University save the money to be used for the bus service and use that money to build an accomodation block. Firstly, law school is already an enclave. Law students are not required to take cross-faculty modules, law students don't have that much time to mix around with members of other faculties. Snails do not really like slugs for that matter too. So why not do everyone a favour let the status quo remain? Furthermore, other then some staff, who would need to commute between
Support the crush the SNAILS campaign
I think I have been a very nice person insofar as I
have not said anything explicitly mean about people who do not belong. I never
knew that the NUS libraries, other than the law one, are in such a deplorable
and abysmal state that hey! each day when I'm in the law library, cos you know,
I actually happen to be A LAW STUDENT, I see people with calculators (i never
knew that we needed calculators when reading cases), drawing GRAPHS (what a
creative way to study law eh??) and reading about molecules. I never knew there
was so many unconventional ways of studying the law. I guess we learn sth new
everyday. I wnt mind if there are one or two of them around, but these people
come in DROVES, SWARMS AND HERDS. and they actually happen to take up space,
and emit unwanted noises. Argh and before im being condemned as some elitist
scum, let me clarify. I do not see anything wrong with feeling this way. NUS
students do not go to NTU to study right?
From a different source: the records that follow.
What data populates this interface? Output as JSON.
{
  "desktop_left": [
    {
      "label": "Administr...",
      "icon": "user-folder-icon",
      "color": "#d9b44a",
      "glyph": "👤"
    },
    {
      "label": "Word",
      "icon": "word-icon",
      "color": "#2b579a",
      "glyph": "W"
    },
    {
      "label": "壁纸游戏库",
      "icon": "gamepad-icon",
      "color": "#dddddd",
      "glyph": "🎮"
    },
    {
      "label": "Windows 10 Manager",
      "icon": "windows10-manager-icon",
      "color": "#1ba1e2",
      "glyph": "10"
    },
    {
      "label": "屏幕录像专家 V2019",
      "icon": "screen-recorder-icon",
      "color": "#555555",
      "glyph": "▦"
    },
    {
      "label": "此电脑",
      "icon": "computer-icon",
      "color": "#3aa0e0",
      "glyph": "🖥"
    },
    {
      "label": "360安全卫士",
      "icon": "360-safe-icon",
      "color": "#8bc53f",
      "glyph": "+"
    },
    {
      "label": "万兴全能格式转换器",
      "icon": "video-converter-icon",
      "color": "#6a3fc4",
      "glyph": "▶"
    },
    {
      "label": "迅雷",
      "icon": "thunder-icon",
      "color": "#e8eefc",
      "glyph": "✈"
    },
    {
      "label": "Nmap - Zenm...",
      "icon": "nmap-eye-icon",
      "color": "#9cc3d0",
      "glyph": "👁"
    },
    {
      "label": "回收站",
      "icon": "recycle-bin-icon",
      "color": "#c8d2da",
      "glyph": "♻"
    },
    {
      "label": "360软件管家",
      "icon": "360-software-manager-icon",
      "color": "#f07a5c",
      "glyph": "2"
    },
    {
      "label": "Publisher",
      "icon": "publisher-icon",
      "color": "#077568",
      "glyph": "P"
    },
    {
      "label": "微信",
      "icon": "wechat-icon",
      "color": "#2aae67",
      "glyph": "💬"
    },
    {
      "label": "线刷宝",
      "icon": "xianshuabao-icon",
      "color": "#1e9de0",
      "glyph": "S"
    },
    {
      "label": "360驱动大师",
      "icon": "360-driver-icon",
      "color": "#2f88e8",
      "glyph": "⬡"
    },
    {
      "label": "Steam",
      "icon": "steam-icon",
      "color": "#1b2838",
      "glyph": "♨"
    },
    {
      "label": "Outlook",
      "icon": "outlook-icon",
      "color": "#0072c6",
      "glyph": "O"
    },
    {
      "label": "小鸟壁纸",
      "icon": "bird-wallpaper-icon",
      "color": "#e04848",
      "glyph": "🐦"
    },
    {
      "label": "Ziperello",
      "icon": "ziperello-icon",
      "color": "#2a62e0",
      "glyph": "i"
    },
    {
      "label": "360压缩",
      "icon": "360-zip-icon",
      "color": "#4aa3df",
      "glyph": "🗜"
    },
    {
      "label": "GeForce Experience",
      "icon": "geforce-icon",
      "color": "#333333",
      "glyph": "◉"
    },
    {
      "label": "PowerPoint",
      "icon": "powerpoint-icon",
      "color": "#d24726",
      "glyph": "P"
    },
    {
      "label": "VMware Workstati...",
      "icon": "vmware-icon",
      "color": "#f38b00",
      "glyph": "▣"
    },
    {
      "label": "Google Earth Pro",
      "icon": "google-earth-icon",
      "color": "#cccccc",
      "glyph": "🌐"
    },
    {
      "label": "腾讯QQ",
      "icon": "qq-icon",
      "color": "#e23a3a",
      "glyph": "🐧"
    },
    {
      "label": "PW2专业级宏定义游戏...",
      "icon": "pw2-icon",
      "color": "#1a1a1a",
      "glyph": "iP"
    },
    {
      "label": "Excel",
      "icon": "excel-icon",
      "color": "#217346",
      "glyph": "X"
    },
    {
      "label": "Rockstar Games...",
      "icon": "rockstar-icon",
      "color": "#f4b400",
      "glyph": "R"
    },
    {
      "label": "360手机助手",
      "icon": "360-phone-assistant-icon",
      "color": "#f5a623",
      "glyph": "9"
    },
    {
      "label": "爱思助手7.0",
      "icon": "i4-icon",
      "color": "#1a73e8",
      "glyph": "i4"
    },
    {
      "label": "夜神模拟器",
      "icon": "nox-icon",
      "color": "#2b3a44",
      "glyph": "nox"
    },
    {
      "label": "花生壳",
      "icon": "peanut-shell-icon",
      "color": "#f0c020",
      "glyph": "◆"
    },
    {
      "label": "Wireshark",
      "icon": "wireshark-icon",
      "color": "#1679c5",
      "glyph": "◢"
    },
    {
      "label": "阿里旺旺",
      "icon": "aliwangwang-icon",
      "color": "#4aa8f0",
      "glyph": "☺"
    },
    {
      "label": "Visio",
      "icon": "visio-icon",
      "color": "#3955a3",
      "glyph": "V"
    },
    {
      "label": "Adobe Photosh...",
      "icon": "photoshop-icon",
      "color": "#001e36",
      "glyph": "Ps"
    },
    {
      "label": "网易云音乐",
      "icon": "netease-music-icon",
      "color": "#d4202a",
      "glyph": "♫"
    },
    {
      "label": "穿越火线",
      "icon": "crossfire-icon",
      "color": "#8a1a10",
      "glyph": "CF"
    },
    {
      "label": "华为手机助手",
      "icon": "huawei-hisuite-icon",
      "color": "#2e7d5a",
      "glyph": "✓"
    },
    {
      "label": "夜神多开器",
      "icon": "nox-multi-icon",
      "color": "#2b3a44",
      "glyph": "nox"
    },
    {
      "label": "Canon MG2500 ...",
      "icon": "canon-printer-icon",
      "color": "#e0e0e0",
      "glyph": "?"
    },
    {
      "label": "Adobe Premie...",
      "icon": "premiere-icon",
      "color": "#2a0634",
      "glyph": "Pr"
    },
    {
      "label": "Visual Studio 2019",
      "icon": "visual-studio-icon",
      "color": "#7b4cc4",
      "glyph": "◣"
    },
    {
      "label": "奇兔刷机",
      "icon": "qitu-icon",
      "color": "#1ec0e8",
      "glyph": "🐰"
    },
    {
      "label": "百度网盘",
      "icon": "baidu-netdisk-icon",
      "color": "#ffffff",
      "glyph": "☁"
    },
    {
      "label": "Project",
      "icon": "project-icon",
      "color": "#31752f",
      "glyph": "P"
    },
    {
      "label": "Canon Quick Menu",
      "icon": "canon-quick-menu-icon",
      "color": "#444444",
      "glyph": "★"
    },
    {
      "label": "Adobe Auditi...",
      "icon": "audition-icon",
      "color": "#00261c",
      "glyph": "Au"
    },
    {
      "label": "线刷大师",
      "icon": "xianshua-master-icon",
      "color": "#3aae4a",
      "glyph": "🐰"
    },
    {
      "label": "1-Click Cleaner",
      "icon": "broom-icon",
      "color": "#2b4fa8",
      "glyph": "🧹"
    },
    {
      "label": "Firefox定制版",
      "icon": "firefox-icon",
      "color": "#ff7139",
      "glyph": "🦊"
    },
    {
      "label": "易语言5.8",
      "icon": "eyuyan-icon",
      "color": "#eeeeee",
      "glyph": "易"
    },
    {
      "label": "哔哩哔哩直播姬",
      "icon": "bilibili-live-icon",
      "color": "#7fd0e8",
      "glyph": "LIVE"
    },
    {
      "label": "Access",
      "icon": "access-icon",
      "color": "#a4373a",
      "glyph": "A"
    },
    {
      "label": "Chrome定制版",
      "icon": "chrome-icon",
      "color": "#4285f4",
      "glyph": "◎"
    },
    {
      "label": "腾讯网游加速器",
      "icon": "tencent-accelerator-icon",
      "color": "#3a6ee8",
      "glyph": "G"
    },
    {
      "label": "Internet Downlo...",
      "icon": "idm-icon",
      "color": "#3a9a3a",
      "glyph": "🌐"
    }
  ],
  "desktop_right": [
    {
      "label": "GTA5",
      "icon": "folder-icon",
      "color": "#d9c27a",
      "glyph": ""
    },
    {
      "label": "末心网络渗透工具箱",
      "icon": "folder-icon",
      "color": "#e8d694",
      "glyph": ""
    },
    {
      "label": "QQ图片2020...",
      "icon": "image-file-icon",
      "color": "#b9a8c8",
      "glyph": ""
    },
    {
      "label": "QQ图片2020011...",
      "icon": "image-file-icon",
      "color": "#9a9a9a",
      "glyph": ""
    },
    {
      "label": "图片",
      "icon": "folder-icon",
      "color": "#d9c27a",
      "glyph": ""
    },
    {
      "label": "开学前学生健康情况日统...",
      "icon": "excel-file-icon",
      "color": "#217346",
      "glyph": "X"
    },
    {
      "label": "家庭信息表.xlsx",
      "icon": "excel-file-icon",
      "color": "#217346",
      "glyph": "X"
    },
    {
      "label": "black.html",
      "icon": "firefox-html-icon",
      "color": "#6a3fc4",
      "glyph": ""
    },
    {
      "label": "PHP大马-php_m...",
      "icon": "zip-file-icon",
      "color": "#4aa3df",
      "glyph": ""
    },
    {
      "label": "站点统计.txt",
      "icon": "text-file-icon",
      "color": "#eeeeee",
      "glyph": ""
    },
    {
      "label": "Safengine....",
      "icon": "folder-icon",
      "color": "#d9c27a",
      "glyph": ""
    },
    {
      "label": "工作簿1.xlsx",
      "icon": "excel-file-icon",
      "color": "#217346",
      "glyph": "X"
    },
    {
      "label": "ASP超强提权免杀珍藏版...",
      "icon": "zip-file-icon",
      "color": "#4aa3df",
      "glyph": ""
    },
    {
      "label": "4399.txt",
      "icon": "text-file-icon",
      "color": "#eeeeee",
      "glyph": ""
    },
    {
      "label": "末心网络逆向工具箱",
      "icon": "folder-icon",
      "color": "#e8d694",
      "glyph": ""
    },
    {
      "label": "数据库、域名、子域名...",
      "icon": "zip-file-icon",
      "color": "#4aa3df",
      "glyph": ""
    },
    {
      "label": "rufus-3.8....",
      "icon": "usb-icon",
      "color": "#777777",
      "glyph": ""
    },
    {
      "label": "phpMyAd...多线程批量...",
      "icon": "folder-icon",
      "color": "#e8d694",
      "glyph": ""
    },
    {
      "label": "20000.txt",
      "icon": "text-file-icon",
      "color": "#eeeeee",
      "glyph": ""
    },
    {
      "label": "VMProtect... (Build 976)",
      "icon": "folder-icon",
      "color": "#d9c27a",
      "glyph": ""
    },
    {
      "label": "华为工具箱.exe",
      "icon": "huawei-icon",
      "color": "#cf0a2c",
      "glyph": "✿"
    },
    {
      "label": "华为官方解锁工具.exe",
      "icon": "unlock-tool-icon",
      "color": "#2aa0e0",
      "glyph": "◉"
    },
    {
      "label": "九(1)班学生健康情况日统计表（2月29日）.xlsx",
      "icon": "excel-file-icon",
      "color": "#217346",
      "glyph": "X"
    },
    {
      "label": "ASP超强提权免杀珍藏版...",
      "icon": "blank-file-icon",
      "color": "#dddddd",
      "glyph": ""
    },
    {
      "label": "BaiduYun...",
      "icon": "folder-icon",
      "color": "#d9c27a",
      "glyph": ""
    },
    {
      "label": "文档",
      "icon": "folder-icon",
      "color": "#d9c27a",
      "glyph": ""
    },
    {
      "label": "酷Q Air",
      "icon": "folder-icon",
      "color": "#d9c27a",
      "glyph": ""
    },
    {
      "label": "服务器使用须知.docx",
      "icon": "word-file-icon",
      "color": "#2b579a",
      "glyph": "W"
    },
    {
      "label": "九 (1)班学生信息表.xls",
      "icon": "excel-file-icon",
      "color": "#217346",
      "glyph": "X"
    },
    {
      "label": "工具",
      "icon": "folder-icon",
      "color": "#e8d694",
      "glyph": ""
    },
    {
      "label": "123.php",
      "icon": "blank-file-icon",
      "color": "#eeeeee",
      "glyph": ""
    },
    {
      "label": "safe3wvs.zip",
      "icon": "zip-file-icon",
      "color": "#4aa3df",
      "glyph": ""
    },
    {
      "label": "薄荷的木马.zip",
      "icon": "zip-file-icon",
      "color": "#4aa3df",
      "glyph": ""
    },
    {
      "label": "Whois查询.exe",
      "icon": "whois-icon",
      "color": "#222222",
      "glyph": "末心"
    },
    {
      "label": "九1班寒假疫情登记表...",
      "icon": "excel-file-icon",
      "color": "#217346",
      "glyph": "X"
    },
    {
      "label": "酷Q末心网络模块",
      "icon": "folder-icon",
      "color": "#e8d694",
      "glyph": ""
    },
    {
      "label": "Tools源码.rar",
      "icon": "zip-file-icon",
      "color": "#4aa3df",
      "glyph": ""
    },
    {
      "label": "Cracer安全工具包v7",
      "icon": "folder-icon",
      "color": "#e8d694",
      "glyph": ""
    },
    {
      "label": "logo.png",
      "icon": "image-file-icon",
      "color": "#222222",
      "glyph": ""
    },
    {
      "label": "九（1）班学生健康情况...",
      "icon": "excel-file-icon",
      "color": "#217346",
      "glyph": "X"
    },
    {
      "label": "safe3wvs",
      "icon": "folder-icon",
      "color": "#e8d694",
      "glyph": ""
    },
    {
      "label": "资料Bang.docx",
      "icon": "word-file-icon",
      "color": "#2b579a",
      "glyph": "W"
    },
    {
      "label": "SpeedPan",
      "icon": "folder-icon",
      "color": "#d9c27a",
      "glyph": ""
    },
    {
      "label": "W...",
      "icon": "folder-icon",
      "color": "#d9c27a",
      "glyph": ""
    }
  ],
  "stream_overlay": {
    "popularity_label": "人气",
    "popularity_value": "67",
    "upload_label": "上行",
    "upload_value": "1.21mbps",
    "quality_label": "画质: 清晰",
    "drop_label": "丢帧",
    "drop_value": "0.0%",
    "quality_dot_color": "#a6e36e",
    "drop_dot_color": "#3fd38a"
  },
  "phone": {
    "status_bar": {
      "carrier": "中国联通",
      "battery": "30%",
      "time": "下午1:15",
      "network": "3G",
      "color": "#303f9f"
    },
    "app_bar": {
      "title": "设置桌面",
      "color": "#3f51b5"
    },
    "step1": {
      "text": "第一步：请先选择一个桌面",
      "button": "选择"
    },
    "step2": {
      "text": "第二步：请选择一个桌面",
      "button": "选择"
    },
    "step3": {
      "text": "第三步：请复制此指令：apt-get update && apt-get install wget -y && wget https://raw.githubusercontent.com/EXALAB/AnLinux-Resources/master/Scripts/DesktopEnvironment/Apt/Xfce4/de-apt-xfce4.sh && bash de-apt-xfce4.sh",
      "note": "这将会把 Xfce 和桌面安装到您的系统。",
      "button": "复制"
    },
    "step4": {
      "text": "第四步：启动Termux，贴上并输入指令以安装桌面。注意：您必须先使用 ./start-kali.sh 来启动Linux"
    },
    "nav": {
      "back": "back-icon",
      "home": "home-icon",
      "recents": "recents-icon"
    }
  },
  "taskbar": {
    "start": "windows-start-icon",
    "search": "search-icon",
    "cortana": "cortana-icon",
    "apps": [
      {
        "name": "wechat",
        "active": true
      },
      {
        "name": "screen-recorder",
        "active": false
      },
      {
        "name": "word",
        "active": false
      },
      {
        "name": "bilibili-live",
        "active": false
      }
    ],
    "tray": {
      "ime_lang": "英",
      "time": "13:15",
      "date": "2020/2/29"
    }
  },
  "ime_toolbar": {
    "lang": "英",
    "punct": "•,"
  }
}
Cos HELLOOOOOO WHY THE HELL WOULD WE
DO THAT? and when I happen to be in a very, very irritable mood, when i happen
to be so far behind in my work that i actually need to concentrate fully, I DO
NOT APPRECIATE NOT HAVING A TABLE TO STUDY, I DO NOT APPRECIATE HEARING PEOPLE
DISCUSS MATHEMATICAL EQUATIONS, and
I DO NOT APPRECIATE BEING DISTURBED, ESPECIALLY BY PEOPLE WHO HAVE OTHER PLACES TO GO TO, BUT CHOOSE TO COME HERE AND IRRITATE THE HELL OUT OF ME! SO BUGGER OFFFFFFFFFFFFFFFFFFFFFFFFFFFFFFFF!!!!!!!!!!